"Just can't imagine what the wmoen at the border have gone through and what their children have gone through," she said.
Many children attended the rally as well and expressed their concern with the immigration policy.
"I feel like if they're going to separate their families, their kids should at least come with them," said one child participating in the rally. "You can't just separate a kid and leave them that vulnerable."
During the rally, news broke that President Donald Trump would issue an executive order ending the separation of families by detaining parents and children together, but it did not bring an end to the event.
"Too little too late," said one protester. "This administration has already committed reprehensible crimes that I think are fundamentally un-American. Even getting to this point is a horrible development and we need to be pushing back."
The debate over the separation of families at the border arrived at the State House on Wednesday afternoon as an estimated 2,000 people gathered in opposition to the White House's "zero tolerance" immigration policy, which included a provision to allow immigrant children to be housed in camps, away from their parents.
The protesters demanded increased protections for undocumented immigrants during Wednesday's rally.
One of the speakers at the rally described fleeing her native country for her safety and had to wait 28 years in the United States to finally become a naturalized citizen.
"We need to stop separating our families," she told the crowd. "We're asking our legislators to just pass four amendments in order for them to show that they want to protect our families in the state of Massachusetts."
Another speaker said, "Today in our Commonwealth, our legislators have refused to pass even one small provision to protect immigrants."
She asked the crowd, "Is that acceptable?" and the answer was a resounding, "No!"
Protesters held signs that read "Families Belong Together" and "History is Watching."
The gathering temporarily shut down Beacon Street before the demonstrators funneled into the building, gathering in front of the House chamber chanting "the people united will never be divided" in English and Spanish.
Organizers, including the Massachusetts Immigrant and Refugee Advocacy Coalition, said they want to call attention to the family separations as well as to urge Massachusetts lawmakers to approve protections for immigrants.
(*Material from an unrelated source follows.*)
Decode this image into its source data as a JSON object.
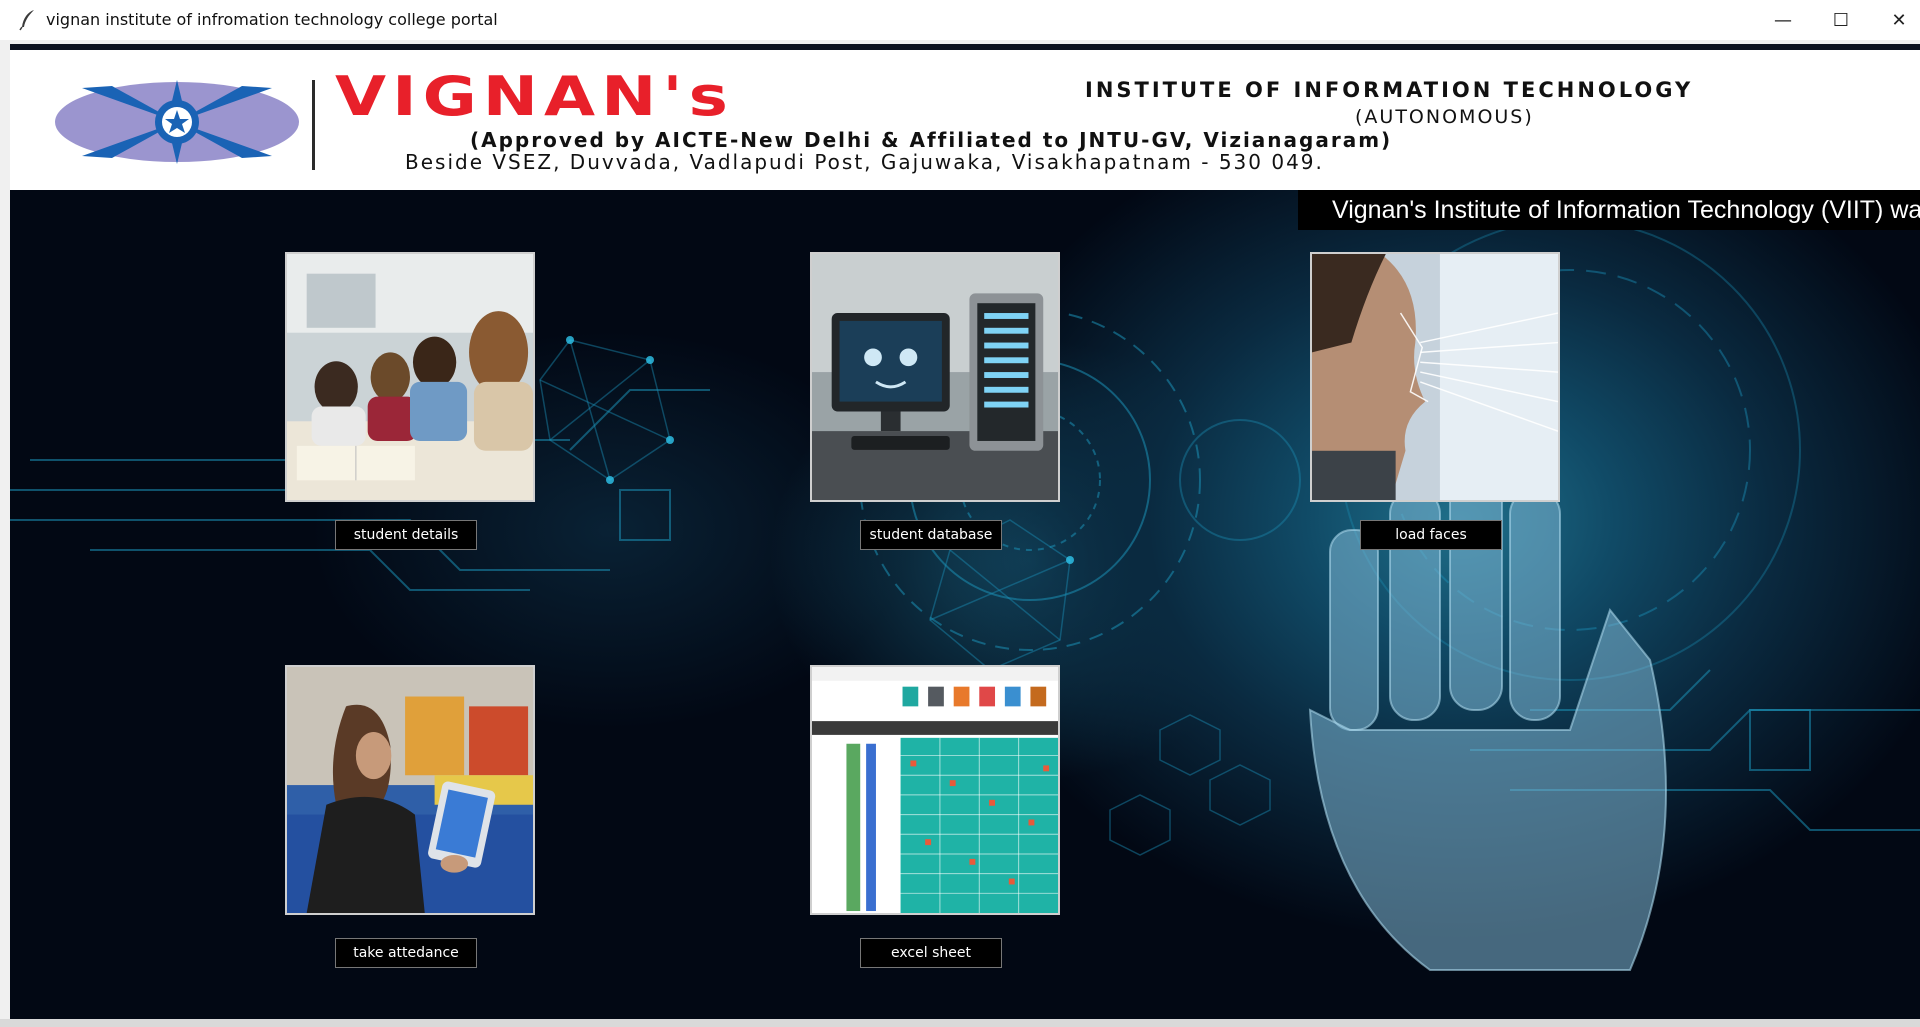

Once inside the State House, the protesters stood outside of Massachusetts Gov. Charlie Baker's office and chanted "We want Baker! We want Baker! We want Baker!"
Gov. Baker announced Monday that he would not send state National Guard troops to the U.S.-Mexico border due to the president’s stance on separating families.
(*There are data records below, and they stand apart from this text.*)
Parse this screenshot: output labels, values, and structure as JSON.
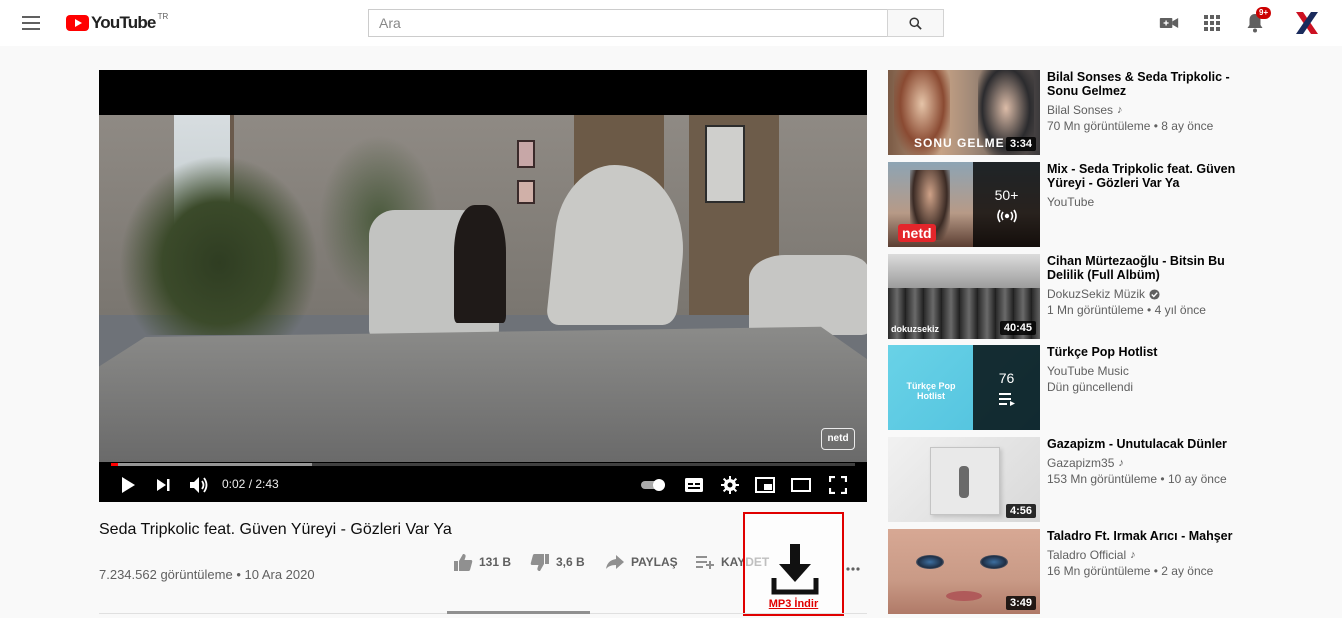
{
  "header": {
    "logo_text": "YouTube",
    "country_code": "TR",
    "search_placeholder": "Ara",
    "notification_count": "9+"
  },
  "player": {
    "time": "0:02 / 2:43",
    "progress_played": 0.01,
    "progress_loaded": 0.27,
    "watermark": "netd"
  },
  "video": {
    "title": "Seda Tripkolic feat. Güven Yüreyi - Gözleri Var Ya",
    "views_date": "7.234.562 görüntüleme • 10 Ara 2020",
    "likes": "131 B",
    "dislikes": "3,6 B",
    "share_label": "PAYLAŞ",
    "save_label": "KAYDET"
  },
  "download": {
    "label": "MP3 İndir"
  },
  "recommendations": [
    {
      "title": "Bilal Sonses & Seda Tripkolic - Sonu Gelmez",
      "channel": "Bilal Sonses",
      "channel_badge": "music-note-icon",
      "stats": "70 Mn görüntüleme • 8 ay önce",
      "duration": "3:34",
      "thumb_text": "SONU GELME"
    },
    {
      "title": "Mix - Seda Tripkolic feat. Güven Yüreyi - Gözleri Var Ya",
      "channel": "YouTube",
      "stats": "",
      "playlist_count": "50+",
      "playlist_icon": "radio-icon",
      "thumb_text": "netd"
    },
    {
      "title": "Cihan Mürtezaoğlu - Bitsin Bu Delilik (Full Albüm)",
      "channel": "DokuzSekiz Müzik",
      "channel_badge": "verified-icon",
      "stats": "1 Mn görüntüleme • 4 yıl önce",
      "duration": "40:45",
      "thumb_text": "dokuzsekiz"
    },
    {
      "title": "Türkçe Pop Hotlist",
      "channel": "YouTube Music",
      "stats": "Dün güncellendi",
      "playlist_count": "76",
      "playlist_icon": "playlist-icon",
      "thumb_text": "Türkçe Pop Hotlist"
    },
    {
      "title": "Gazapizm - Unutulacak Dünler",
      "channel": "Gazapizm35",
      "channel_badge": "music-note-icon",
      "stats": "153 Mn görüntüleme • 10 ay önce",
      "duration": "4:56"
    },
    {
      "title": "Taladro Ft. Irmak Arıcı - Mahşer",
      "channel": "Taladro Official",
      "channel_badge": "music-note-icon",
      "stats": "16 Mn görüntüleme • 2 ay önce",
      "duration": "3:49"
    }
  ],
  "colors": {
    "brand_red": "#ff0000",
    "download_red": "#e00000",
    "text_secondary": "#606060"
  }
}
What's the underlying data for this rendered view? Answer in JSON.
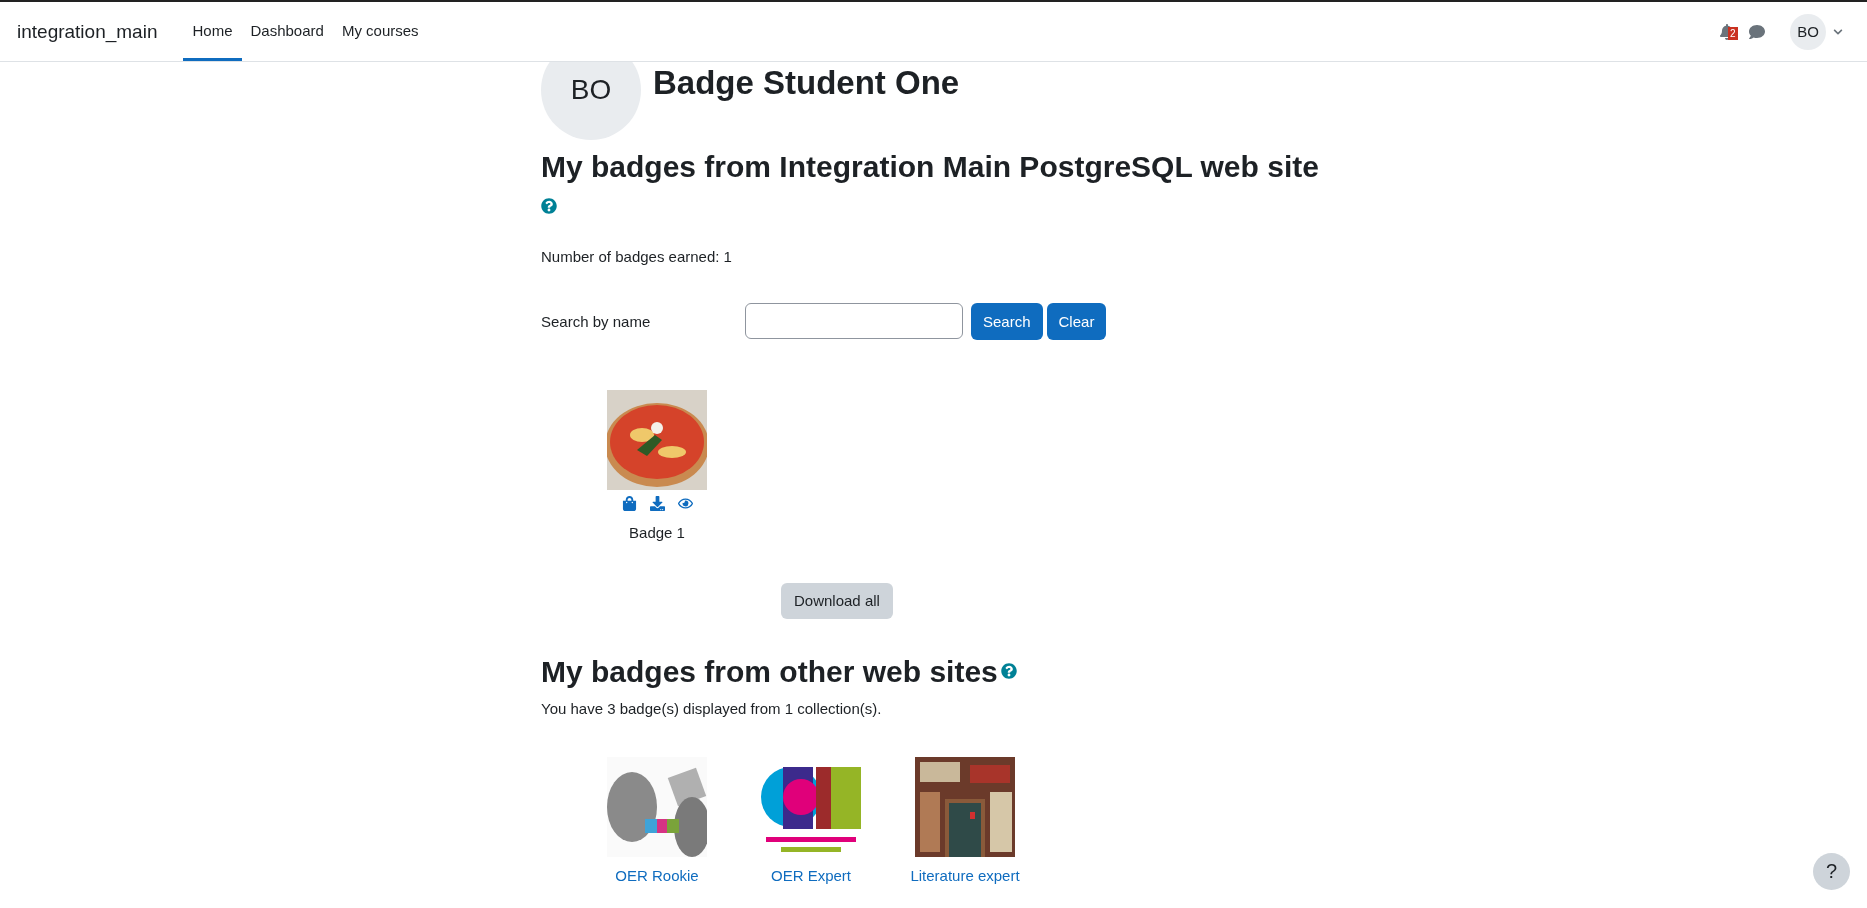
{
  "navbar": {
    "brand": "integration_main",
    "links": [
      {
        "label": "Home",
        "selected": true
      },
      {
        "label": "Dashboard",
        "selected": false
      },
      {
        "label": "My courses",
        "selected": false
      }
    ],
    "notification_count": "2",
    "user_initials": "BO"
  },
  "profile": {
    "initials": "BO",
    "name": "Badge Student One"
  },
  "site_badges": {
    "heading": "My badges from Integration Main PostgreSQL web site",
    "count_text": "Number of badges earned: 1",
    "search": {
      "label": "Search by name",
      "buttons": [
        "Search",
        "Clear"
      ]
    },
    "badges": [
      {
        "name": "Badge 1",
        "kind": "picture"
      }
    ],
    "download_button": "Download all"
  },
  "other_badges": {
    "heading": "My badges from other web sites",
    "summary": "You have 3 badge(s) displayed from 1 collection(s).",
    "badges": [
      {
        "name": "OER Rookie",
        "kind": "picture"
      },
      {
        "name": "OER Expert",
        "kind": "picture"
      },
      {
        "name": "Literature expert",
        "kind": "picture"
      }
    ]
  },
  "help_button": "?"
}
President Trump signed an executive order later Wednesday ending the practice of separating families but said the "zero-tolerance" policy will continue.